* **What to do**
I would like you to restate each record word for word.
***** Records for the exercise
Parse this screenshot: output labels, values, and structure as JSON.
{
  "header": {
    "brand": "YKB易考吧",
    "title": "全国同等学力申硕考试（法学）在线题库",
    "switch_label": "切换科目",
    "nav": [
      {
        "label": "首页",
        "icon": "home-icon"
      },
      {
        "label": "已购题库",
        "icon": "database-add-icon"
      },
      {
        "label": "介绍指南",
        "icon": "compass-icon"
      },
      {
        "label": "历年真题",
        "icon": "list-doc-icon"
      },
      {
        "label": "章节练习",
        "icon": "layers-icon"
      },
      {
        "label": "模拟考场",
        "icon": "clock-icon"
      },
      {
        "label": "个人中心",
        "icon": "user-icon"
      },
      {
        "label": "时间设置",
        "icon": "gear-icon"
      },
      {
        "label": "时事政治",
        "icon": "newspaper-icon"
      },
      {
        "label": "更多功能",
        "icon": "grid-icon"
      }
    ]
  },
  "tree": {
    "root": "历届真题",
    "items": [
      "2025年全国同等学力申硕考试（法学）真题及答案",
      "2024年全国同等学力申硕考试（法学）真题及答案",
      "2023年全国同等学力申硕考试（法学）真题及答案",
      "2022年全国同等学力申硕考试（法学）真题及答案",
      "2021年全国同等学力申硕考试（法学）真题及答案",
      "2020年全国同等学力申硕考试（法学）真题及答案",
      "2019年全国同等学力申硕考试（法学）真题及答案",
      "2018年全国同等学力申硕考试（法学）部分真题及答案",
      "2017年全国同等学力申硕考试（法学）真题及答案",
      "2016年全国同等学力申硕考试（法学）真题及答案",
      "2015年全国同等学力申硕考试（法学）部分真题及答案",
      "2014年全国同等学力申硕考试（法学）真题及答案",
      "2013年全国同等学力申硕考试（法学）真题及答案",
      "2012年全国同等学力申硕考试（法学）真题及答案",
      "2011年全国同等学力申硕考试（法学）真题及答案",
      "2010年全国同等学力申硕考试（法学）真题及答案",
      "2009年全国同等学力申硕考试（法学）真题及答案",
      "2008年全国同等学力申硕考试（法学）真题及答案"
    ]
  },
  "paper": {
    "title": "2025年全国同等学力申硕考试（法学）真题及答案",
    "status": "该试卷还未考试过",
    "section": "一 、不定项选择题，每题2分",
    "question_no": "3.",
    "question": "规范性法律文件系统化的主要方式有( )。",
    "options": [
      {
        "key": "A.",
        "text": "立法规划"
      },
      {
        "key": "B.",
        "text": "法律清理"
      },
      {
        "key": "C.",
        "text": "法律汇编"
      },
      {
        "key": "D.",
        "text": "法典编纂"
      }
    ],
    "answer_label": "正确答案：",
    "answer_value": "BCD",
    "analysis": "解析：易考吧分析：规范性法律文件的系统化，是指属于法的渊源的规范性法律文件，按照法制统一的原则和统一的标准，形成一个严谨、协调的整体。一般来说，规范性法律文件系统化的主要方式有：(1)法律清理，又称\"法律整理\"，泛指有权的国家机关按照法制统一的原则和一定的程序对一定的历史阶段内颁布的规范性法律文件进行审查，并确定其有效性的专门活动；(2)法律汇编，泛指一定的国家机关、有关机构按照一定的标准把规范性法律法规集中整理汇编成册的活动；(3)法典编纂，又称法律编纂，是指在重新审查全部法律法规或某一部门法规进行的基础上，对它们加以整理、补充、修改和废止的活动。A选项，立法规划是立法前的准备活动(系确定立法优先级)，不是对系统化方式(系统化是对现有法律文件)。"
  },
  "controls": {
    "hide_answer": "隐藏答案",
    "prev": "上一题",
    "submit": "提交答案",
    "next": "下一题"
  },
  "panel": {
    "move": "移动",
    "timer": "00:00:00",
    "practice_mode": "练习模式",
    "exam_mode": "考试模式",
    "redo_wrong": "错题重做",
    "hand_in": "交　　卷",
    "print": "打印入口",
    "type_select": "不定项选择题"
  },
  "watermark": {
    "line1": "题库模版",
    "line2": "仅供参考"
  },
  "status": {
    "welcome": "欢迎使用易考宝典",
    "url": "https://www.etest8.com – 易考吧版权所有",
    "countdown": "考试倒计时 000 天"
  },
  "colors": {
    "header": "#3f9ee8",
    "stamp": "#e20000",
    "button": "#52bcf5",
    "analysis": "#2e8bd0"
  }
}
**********
* **Solution to this exercise**
Parse this screenshot: output labels, values, and structure as JSON.
{
  "header": {
    "brand": "YKB易考吧",
    "title": "全国同等学力申硕考试（法学）在线题库",
    "switch_label": "切换科目",
    "nav": [
      {
        "label": "首页",
        "icon": "home-icon"
      },
      {
        "label": "已购题库",
        "icon": "database-add-icon"
      },
      {
        "label": "介绍指南",
        "icon": "compass-icon"
      },
      {
        "label": "历年真题",
        "icon": "list-doc-icon"
      },
      {
        "label": "章节练习",
        "icon": "layers-icon"
      },
      {
        "label": "模拟考场",
        "icon": "clock-icon"
      },
      {
        "label": "个人中心",
        "icon": "user-icon"
      },
      {
        "label": "时间设置",
        "icon": "gear-icon"
      },
      {
        "label": "时事政治",
        "icon": "newspaper-icon"
      },
      {
        "label": "更多功能",
        "icon": "grid-icon"
      }
    ]
  },
  "tree": {
    "root": "历届真题",
    "items": [
      "2025年全国同等学力申硕考试（法学）真题及答案",
      "2024年全国同等学力申硕考试（法学）真题及答案",
      "2023年全国同等学力申硕考试（法学）真题及答案",
      "2022年全国同等学力申硕考试（法学）真题及答案",
      "2021年全国同等学力申硕考试（法学）真题及答案",
      "2020年全国同等学力申硕考试（法学）真题及答案",
      "2019年全国同等学力申硕考试（法学）真题及答案",
      "2018年全国同等学力申硕考试（法学）部分真题及答案",
      "2017年全国同等学力申硕考试（法学）真题及答案",
      "2016年全国同等学力申硕考试（法学）真题及答案",
      "2015年全国同等学力申硕考试（法学）部分真题及答案",
      "2014年全国同等学力申硕考试（法学）真题及答案",
      "2013年全国同等学力申硕考试（法学）真题及答案",
      "2012年全国同等学力申硕考试（法学）真题及答案",
      "2011年全国同等学力申硕考试（法学）真题及答案",
      "2010年全国同等学力申硕考试（法学）真题及答案",
      "2009年全国同等学力申硕考试（法学）真题及答案",
      "2008年全国同等学力申硕考试（法学）真题及答案"
    ]
  },
  "paper": {
    "title": "2025年全国同等学力申硕考试（法学）真题及答案",
    "status": "该试卷还未考试过",
    "section": "一 、不定项选择题，每题2分",
    "question_no": "3.",
    "question": "规范性法律文件系统化的主要方式有( )。",
    "options": [
      {
        "key": "A.",
        "text": "立法规划"
      },
      {
        "key": "B.",
        "text": "法律清理"
      },
      {
        "key": "C.",
        "text": "法律汇编"
      },
      {
        "key": "D.",
        "text": "法典编纂"
      }
    ],
    "answer_label": "正确答案：",
    "answer_value": "BCD",
    "analysis": "解析：易考吧分析：规范性法律文件的系统化，是指属于法的渊源的规范性法律文件，按照法制统一的原则和统一的标准，形成一个严谨、协调的整体。一般来说，规范性法律文件系统化的主要方式有：(1)法律清理，又称\"法律整理\"，泛指有权的国家机关按照法制统一的原则和一定的程序对一定的历史阶段内颁布的规范性法律文件进行审查，并确定其有效性的专门活动；(2)法律汇编，泛指一定的国家机关、有关机构按照一定的标准把规范性法律法规集中整理汇编成册的活动；(3)法典编纂，又称法律编纂，是指在重新审查全部法律法规或某一部门法规进行的基础上，对它们加以整理、补充、修改和废止的活动。A选项，立法规划是立法前的准备活动(系确定立法优先级)，不是对系统化方式(系统化是对现有法律文件)。"
  },
  "controls": {
    "hide_answer": "隐藏答案",
    "prev": "上一题",
    "submit": "提交答案",
    "next": "下一题"
  },
  "panel": {
    "move": "移动",
    "timer": "00:00:00",
    "practice_mode": "练习模式",
    "exam_mode": "考试模式",
    "redo_wrong": "错题重做",
    "hand_in": "交　　卷",
    "print": "打印入口",
    "type_select": "不定项选择题"
  },
  "watermark": {
    "line1": "题库模版",
    "line2": "仅供参考"
  },
  "status": {
    "welcome": "欢迎使用易考宝典",
    "url": "https://www.etest8.com – 易考吧版权所有",
    "countdown": "考试倒计时 000 天"
  },
  "colors": {
    "header": "#3f9ee8",
    "stamp": "#e20000",
    "button": "#52bcf5",
    "analysis": "#2e8bd0"
  }
}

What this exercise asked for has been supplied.